Rated 92+ - The village red 2014 Torroja Vi de Vila wants to show the marriage between Garnacha and Cariñena blended in a 50/50 proportion and...

2014 Cataluna Red Blend Spain

The beautiful Spanish wine region of Catalunya has a history of viticulture which stretches back for over a thousand years, and has been influenced by a wide range of people who moved through the region, and brought their wine making skills and expertise with them. The region itself is a sizeable one, covering an area of sixty thousand hectares, and within this space there resides over two hundred individual wineries, ranging from small, independent and traditional ones to the larger, mass production bodegas known around the world. The terroir of Catalunya is varied, and ranges from being dry and arid, to more lush and green in the wetter parts of the region which are closer to the coast. This variation in terroir results in a fantastic range of grape varietals being grown, and a wide range of wine styles are produced within Catalunya.
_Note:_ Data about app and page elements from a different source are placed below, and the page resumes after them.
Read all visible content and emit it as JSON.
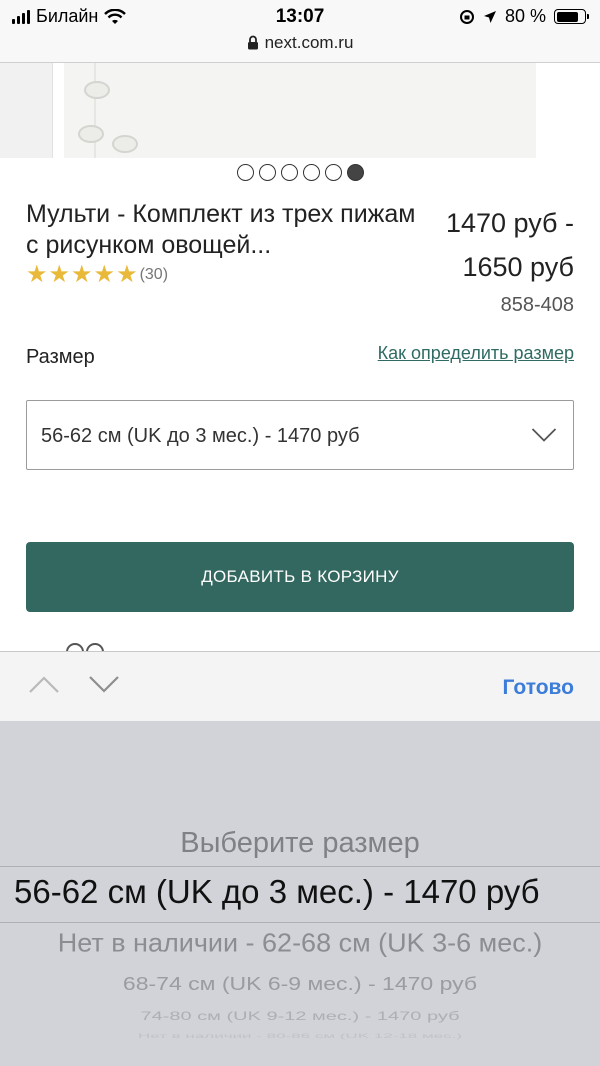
{
  "status_bar": {
    "carrier": "Билайн",
    "time": "13:07",
    "battery": "80 %",
    "battery_level": 0.8
  },
  "browser": {
    "url": "next.com.ru"
  },
  "carousel": {
    "page_count": 6,
    "active_index": 5
  },
  "product": {
    "title": "Мульти - Комплект из трех пижам с рисунком овощей...",
    "rating_stars": 5,
    "review_count": "(30)",
    "price_line1": "1470 руб -",
    "price_line2": "1650 руб",
    "sku": "858-408"
  },
  "size": {
    "label": "Размер",
    "guide_link": "Как определить размер",
    "selected_value": "56-62 см (UK до 3 мес.) - 1470 руб"
  },
  "cart": {
    "button_label": "ДОБАВИТЬ В КОРЗИНУ"
  },
  "keyboard_bar": {
    "done_label": "Готово"
  },
  "picker": {
    "options": [
      "Выберите размер",
      "56-62 см (UK до 3 мес.) - 1470 руб",
      "Нет в наличии - 62-68 см (UK 3-6 мес.)",
      "68-74 см (UK 6-9 мес.) - 1470 руб",
      "74-80 см (UK 9-12 мес.) - 1470 руб",
      "Нет в наличии - 80-86 см (UK 12-18 мес.)"
    ],
    "selected_index": 1
  },
  "colors": {
    "accent": "#336860",
    "link": "#2f6b62",
    "star": "#e9b93a",
    "ios_blue": "#3b7dd8",
    "picker_bg": "#d1d3d9"
  },
  "icons": [
    "signal-icon",
    "wifi-icon",
    "rotation-lock-icon",
    "location-icon",
    "battery-icon",
    "lock-icon",
    "chevron-down-icon",
    "chevron-up-icon",
    "star-icon"
  ]
}
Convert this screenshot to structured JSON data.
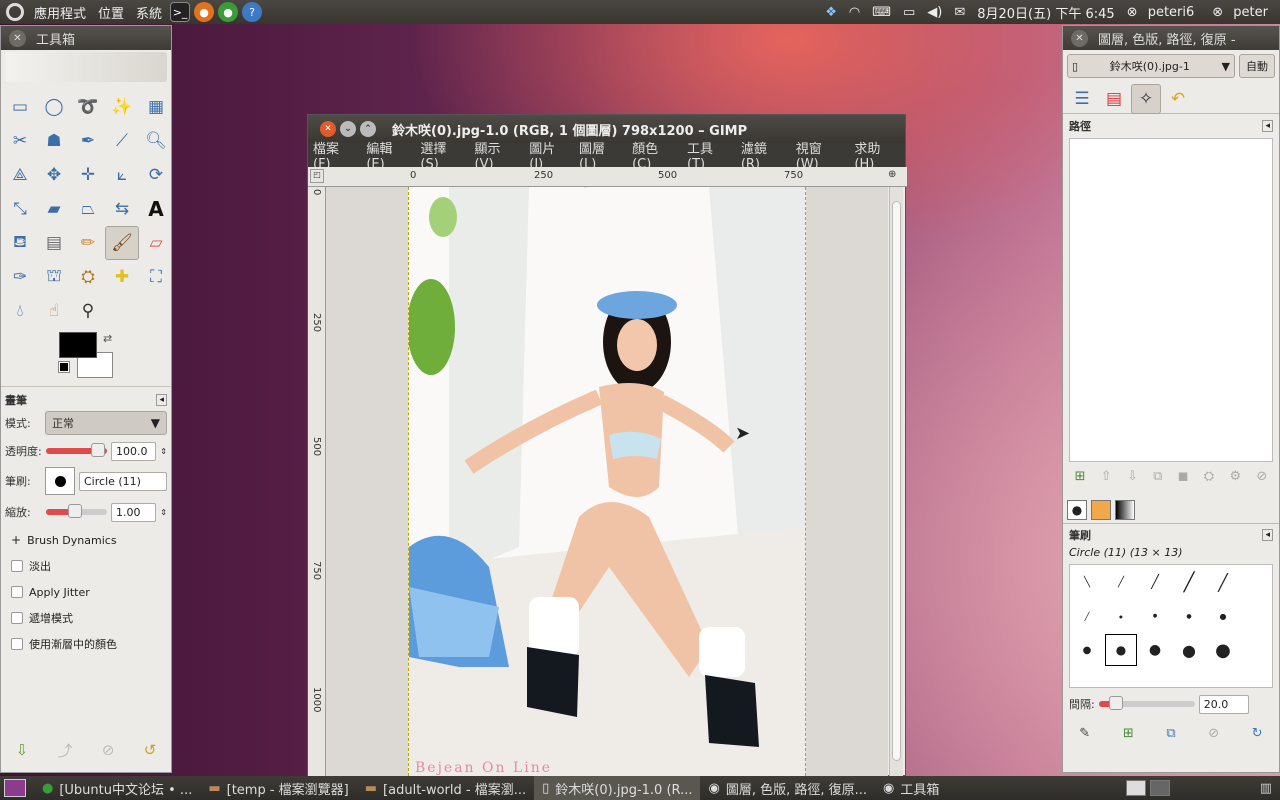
{
  "topbar": {
    "menus": [
      "應用程式",
      "位置",
      "系統"
    ],
    "datetime": "8月20日(五) 下午 6:45",
    "user1": "peteri6",
    "user2": "peter"
  },
  "toolbox": {
    "title": "工具箱",
    "brush_section": "畫筆",
    "mode_label": "模式:",
    "mode_value": "正常",
    "opacity_label": "透明度:",
    "opacity_value": "100.0",
    "brush_label": "筆刷:",
    "brush_value": "Circle (11)",
    "scale_label": "縮放:",
    "scale_value": "1.00",
    "brush_dynamics": "Brush Dynamics",
    "fade_label": "淡出",
    "jitter_label": "Apply Jitter",
    "incremental_label": "遞增模式",
    "gradient_label": "使用漸層中的顏色",
    "fg_color": "#000000",
    "bg_color": "#ffffff"
  },
  "image_window": {
    "title": "鈴木咲(0).jpg-1.0 (RGB, 1 個圖層) 798x1200 – GIMP",
    "menus": [
      "檔案(F)",
      "編輯(E)",
      "選擇(S)",
      "顯示(V)",
      "圖片(I)",
      "圖層(L)",
      "顏色(C)",
      "工具(T)",
      "濾鏡(R)",
      "視窗(W)",
      "求助(H)"
    ],
    "ruler_h": [
      "0",
      "250",
      "500",
      "750"
    ],
    "ruler_v": [
      "0",
      "250",
      "500",
      "750",
      "1000"
    ],
    "watermark": "Bejean On Line"
  },
  "layers_dock": {
    "title": "圖層, 色版, 路徑, 復原 -",
    "image_select": "鈴木咲(0).jpg-1",
    "auto_button": "自動",
    "paths_title": "路徑",
    "brushes_title": "筆刷",
    "brush_info": "Circle (11) (13 × 13)",
    "spacing_label": "間隔:",
    "spacing_value": "20.0"
  },
  "taskbar": {
    "items": [
      "[Ubuntu中文论坛 • ...",
      "[temp - 檔案瀏覽器]",
      "[adult-world - 檔案瀏...",
      "鈴木咲(0).jpg-1.0 (R...",
      "圖層, 色版, 路徑, 復原...",
      "工具箱"
    ]
  }
}
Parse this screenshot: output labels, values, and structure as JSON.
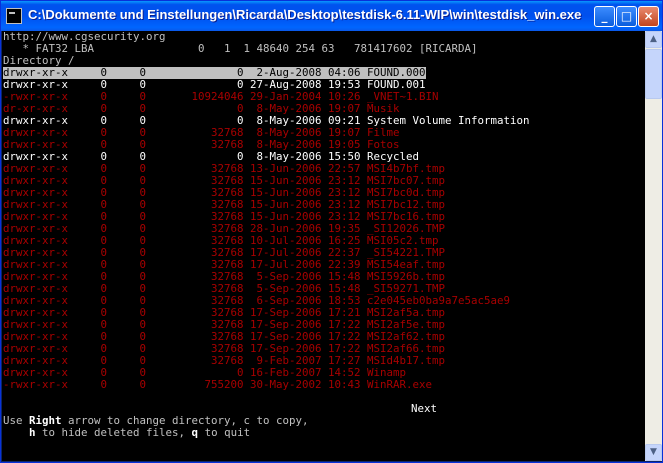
{
  "window": {
    "title": "C:\\Dokumente und Einstellungen\\Ricarda\\Desktop\\testdisk-6.11-WIP\\win\\testdisk_win.exe"
  },
  "titlebar_buttons": {
    "minimize": "_",
    "maximize": "□",
    "close": "×"
  },
  "scrollbar": {
    "up": "▲",
    "down": "▼"
  },
  "header": {
    "url": "http://www.cgsecurity.org",
    "partition": "   * FAT32 LBA                0   1  1 48640 254 63   781417602 [RICARDA]",
    "directory": "Directory /"
  },
  "files": [
    {
      "perm": "drwxr-xr-x",
      "uid": "0",
      "gid": "0",
      "size": "0",
      "date": "2-Aug-2008",
      "time": "04:06",
      "name": "FOUND.000",
      "status": "selected"
    },
    {
      "perm": "drwxr-xr-x",
      "uid": "0",
      "gid": "0",
      "size": "0",
      "date": "27-Aug-2008",
      "time": "19:53",
      "name": "FOUND.001",
      "status": "normal"
    },
    {
      "perm": "-rwxr-xr-x",
      "uid": "0",
      "gid": "0",
      "size": "10924046",
      "date": "29-Jan-2004",
      "time": "10:26",
      "name": "_VNET~1.BIN",
      "status": "deleted"
    },
    {
      "perm": "dr-xr-xr-x",
      "uid": "0",
      "gid": "0",
      "size": "0",
      "date": "8-May-2006",
      "time": "19:07",
      "name": "Musik",
      "status": "deleted"
    },
    {
      "perm": "drwxr-xr-x",
      "uid": "0",
      "gid": "0",
      "size": "0",
      "date": "8-May-2006",
      "time": "09:21",
      "name": "System Volume Information",
      "status": "normal"
    },
    {
      "perm": "drwxr-xr-x",
      "uid": "0",
      "gid": "0",
      "size": "32768",
      "date": "8-May-2006",
      "time": "19:07",
      "name": "Filme",
      "status": "deleted"
    },
    {
      "perm": "drwxr-xr-x",
      "uid": "0",
      "gid": "0",
      "size": "32768",
      "date": "8-May-2006",
      "time": "19:05",
      "name": "Fotos",
      "status": "deleted"
    },
    {
      "perm": "drwxr-xr-x",
      "uid": "0",
      "gid": "0",
      "size": "0",
      "date": "8-May-2006",
      "time": "15:50",
      "name": "Recycled",
      "status": "normal"
    },
    {
      "perm": "drwxr-xr-x",
      "uid": "0",
      "gid": "0",
      "size": "32768",
      "date": "13-Jun-2006",
      "time": "22:57",
      "name": "MSI4b7bf.tmp",
      "status": "deleted"
    },
    {
      "perm": "drwxr-xr-x",
      "uid": "0",
      "gid": "0",
      "size": "32768",
      "date": "15-Jun-2006",
      "time": "23:12",
      "name": "MSI7bc07.tmp",
      "status": "deleted"
    },
    {
      "perm": "drwxr-xr-x",
      "uid": "0",
      "gid": "0",
      "size": "32768",
      "date": "15-Jun-2006",
      "time": "23:12",
      "name": "MSI7bc0d.tmp",
      "status": "deleted"
    },
    {
      "perm": "drwxr-xr-x",
      "uid": "0",
      "gid": "0",
      "size": "32768",
      "date": "15-Jun-2006",
      "time": "23:12",
      "name": "MSI7bc12.tmp",
      "status": "deleted"
    },
    {
      "perm": "drwxr-xr-x",
      "uid": "0",
      "gid": "0",
      "size": "32768",
      "date": "15-Jun-2006",
      "time": "23:12",
      "name": "MSI7bc16.tmp",
      "status": "deleted"
    },
    {
      "perm": "drwxr-xr-x",
      "uid": "0",
      "gid": "0",
      "size": "32768",
      "date": "28-Jun-2006",
      "time": "19:35",
      "name": "_SI12026.TMP",
      "status": "deleted"
    },
    {
      "perm": "drwxr-xr-x",
      "uid": "0",
      "gid": "0",
      "size": "32768",
      "date": "10-Jul-2006",
      "time": "16:25",
      "name": "MSI05c2.tmp",
      "status": "deleted"
    },
    {
      "perm": "drwxr-xr-x",
      "uid": "0",
      "gid": "0",
      "size": "32768",
      "date": "17-Jul-2006",
      "time": "22:37",
      "name": "_SI54221.TMP",
      "status": "deleted"
    },
    {
      "perm": "drwxr-xr-x",
      "uid": "0",
      "gid": "0",
      "size": "32768",
      "date": "17-Jul-2006",
      "time": "22:39",
      "name": "MSI54eaf.tmp",
      "status": "deleted"
    },
    {
      "perm": "drwxr-xr-x",
      "uid": "0",
      "gid": "0",
      "size": "32768",
      "date": "5-Sep-2006",
      "time": "15:48",
      "name": "MSI5926b.tmp",
      "status": "deleted"
    },
    {
      "perm": "drwxr-xr-x",
      "uid": "0",
      "gid": "0",
      "size": "32768",
      "date": "5-Sep-2006",
      "time": "15:48",
      "name": "_SI59271.TMP",
      "status": "deleted"
    },
    {
      "perm": "drwxr-xr-x",
      "uid": "0",
      "gid": "0",
      "size": "32768",
      "date": "6-Sep-2006",
      "time": "18:53",
      "name": "c2e045eb0ba9a7e5ac5ae9",
      "status": "deleted"
    },
    {
      "perm": "drwxr-xr-x",
      "uid": "0",
      "gid": "0",
      "size": "32768",
      "date": "17-Sep-2006",
      "time": "17:21",
      "name": "MSI2af5a.tmp",
      "status": "deleted"
    },
    {
      "perm": "drwxr-xr-x",
      "uid": "0",
      "gid": "0",
      "size": "32768",
      "date": "17-Sep-2006",
      "time": "17:22",
      "name": "MSI2af5e.tmp",
      "status": "deleted"
    },
    {
      "perm": "drwxr-xr-x",
      "uid": "0",
      "gid": "0",
      "size": "32768",
      "date": "17-Sep-2006",
      "time": "17:22",
      "name": "MSI2af62.tmp",
      "status": "deleted"
    },
    {
      "perm": "drwxr-xr-x",
      "uid": "0",
      "gid": "0",
      "size": "32768",
      "date": "17-Sep-2006",
      "time": "17:22",
      "name": "MSI2af66.tmp",
      "status": "deleted"
    },
    {
      "perm": "drwxr-xr-x",
      "uid": "0",
      "gid": "0",
      "size": "32768",
      "date": "9-Feb-2007",
      "time": "17:27",
      "name": "MSId4b17.tmp",
      "status": "deleted"
    },
    {
      "perm": "drwxr-xr-x",
      "uid": "0",
      "gid": "0",
      "size": "0",
      "date": "16-Feb-2007",
      "time": "14:52",
      "name": "Winamp",
      "status": "deleted"
    },
    {
      "perm": "-rwxr-xr-x",
      "uid": "0",
      "gid": "0",
      "size": "755200",
      "date": "30-May-2002",
      "time": "10:43",
      "name": "WinRAR.exe",
      "status": "deleted"
    }
  ],
  "footer": {
    "next": "Next",
    "help_line1_prefix": "Use ",
    "help_line1_key": "Right",
    "help_line1_rest": " arrow to change directory, c to copy,",
    "help_line2_indent": "    ",
    "help_line2_key1": "h",
    "help_line2_mid": " to hide deleted files, ",
    "help_line2_key2": "q",
    "help_line2_rest": " to quit"
  }
}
Ever since the Phoenicians and Romans brought their knowledge of vine cultivation to Spanish soils, the country's culture has grown alongside wine production, with wine being a vital part of Spanish identity and Spanish traditions. Each region of Spain has a wine quite distinct from the others, and it is produced by smallholders and families as much as it is by large companies and established wineries. From the relatively mild and lush regions of La Rioja to the arid plateaus that surround Madrid, grapes are grown in abundance for the now booming Spanish wine industry, and new laws and regulations have recently been put in place to keep the country's standards high. By combining traditional practices with modern technology, Spanish wineries are continuing to produce distinctive wines of great character, flavor and aroma, with the focus shifting in recent decades to quality over quantity.